As consumers, we’ve come to expect receiving offers, discounts and promotions from the loyalty programs and brands we follow for pretty much every holiday. We also expect a discount or offer in celebration of our birthday. And, even another offer right after we’ve made a large purchase, to try and get us to shop again. There’s usually no lack of offers or promotions when it comes to loyalty programs. While some of these loyalty engagement tactics do work, they’re also expected and anticipated. They also don’t necessarily make customers feel valued, appreciated, respected or grateful- which are four of the six positive emotions that drive loyalty, according to Forrester Research.

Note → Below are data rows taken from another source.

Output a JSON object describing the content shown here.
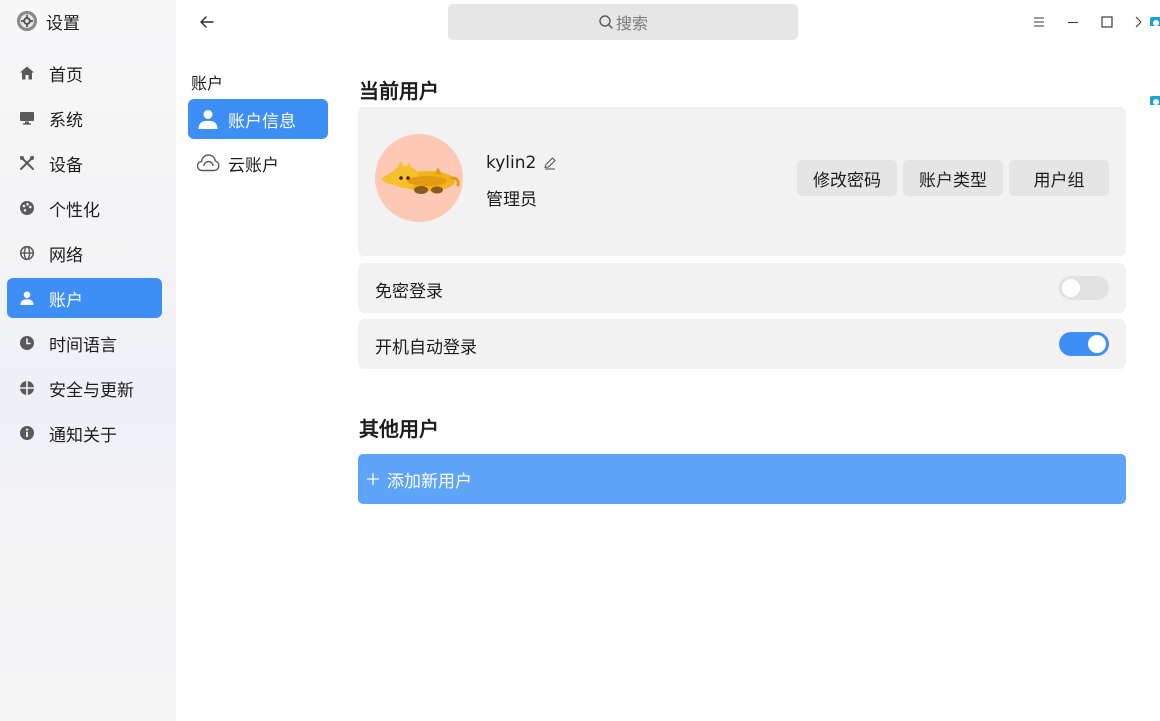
{
  "app": {
    "title": "设置",
    "icon": "gear-icon"
  },
  "sidebar": {
    "items": [
      {
        "label": "首页",
        "icon": "home-icon",
        "active": false
      },
      {
        "label": "系统",
        "icon": "monitor-icon",
        "active": false
      },
      {
        "label": "设备",
        "icon": "tools-icon",
        "active": false
      },
      {
        "label": "个性化",
        "icon": "palette-icon",
        "active": false
      },
      {
        "label": "网络",
        "icon": "globe-icon",
        "active": false
      },
      {
        "label": "账户",
        "icon": "user-icon",
        "active": true
      },
      {
        "label": "时间语言",
        "icon": "clock-icon",
        "active": false
      },
      {
        "label": "安全与更新",
        "icon": "shield-icon",
        "active": false
      },
      {
        "label": "通知关于",
        "icon": "info-icon",
        "active": false
      }
    ]
  },
  "topbar": {
    "search_placeholder": "搜索",
    "controls": [
      "menu-icon",
      "minimize-icon",
      "maximize-icon",
      "close-icon"
    ]
  },
  "subnav": {
    "title": "账户",
    "items": [
      {
        "label": "账户信息",
        "icon": "user-icon",
        "active": true
      },
      {
        "label": "云账户",
        "icon": "cloud-icon",
        "active": false
      }
    ]
  },
  "current_user": {
    "section_title": "当前用户",
    "username": "kylin2",
    "role": "管理员",
    "buttons": {
      "change_password": "修改密码",
      "account_type": "账户类型",
      "user_group": "用户组"
    }
  },
  "settings": {
    "passwordless_login": {
      "label": "免密登录",
      "enabled": false
    },
    "auto_login": {
      "label": "开机自动登录",
      "enabled": true
    }
  },
  "other_users": {
    "section_title": "其他用户",
    "add_user_label": "添加新用户"
  },
  "colors": {
    "accent": "#3d8ef5",
    "add_button": "#5ea4f8",
    "card_bg": "#f2f2f2",
    "avatar_bg": "#fdc9b4"
  }
}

Earlier this year, Amazon announced it has more than 100 million Prime members and ever since, there’s been a lot of chatter in the market about paid subscription loyalty programs. The lines between loyalty and subscriptions have increasingly blurred over the past few years as consumers now value convenience and time savings as much (or even more than in some cases) as money savings. To add, companies’ eyes have dollar signs on them knowing margins may improve with the potential incremental revenue subscription programs can drive. However, before plunging into a subscription-based loyalty model, marketers need to take a step back and evaluate if subscription models are best for their brand and its customers.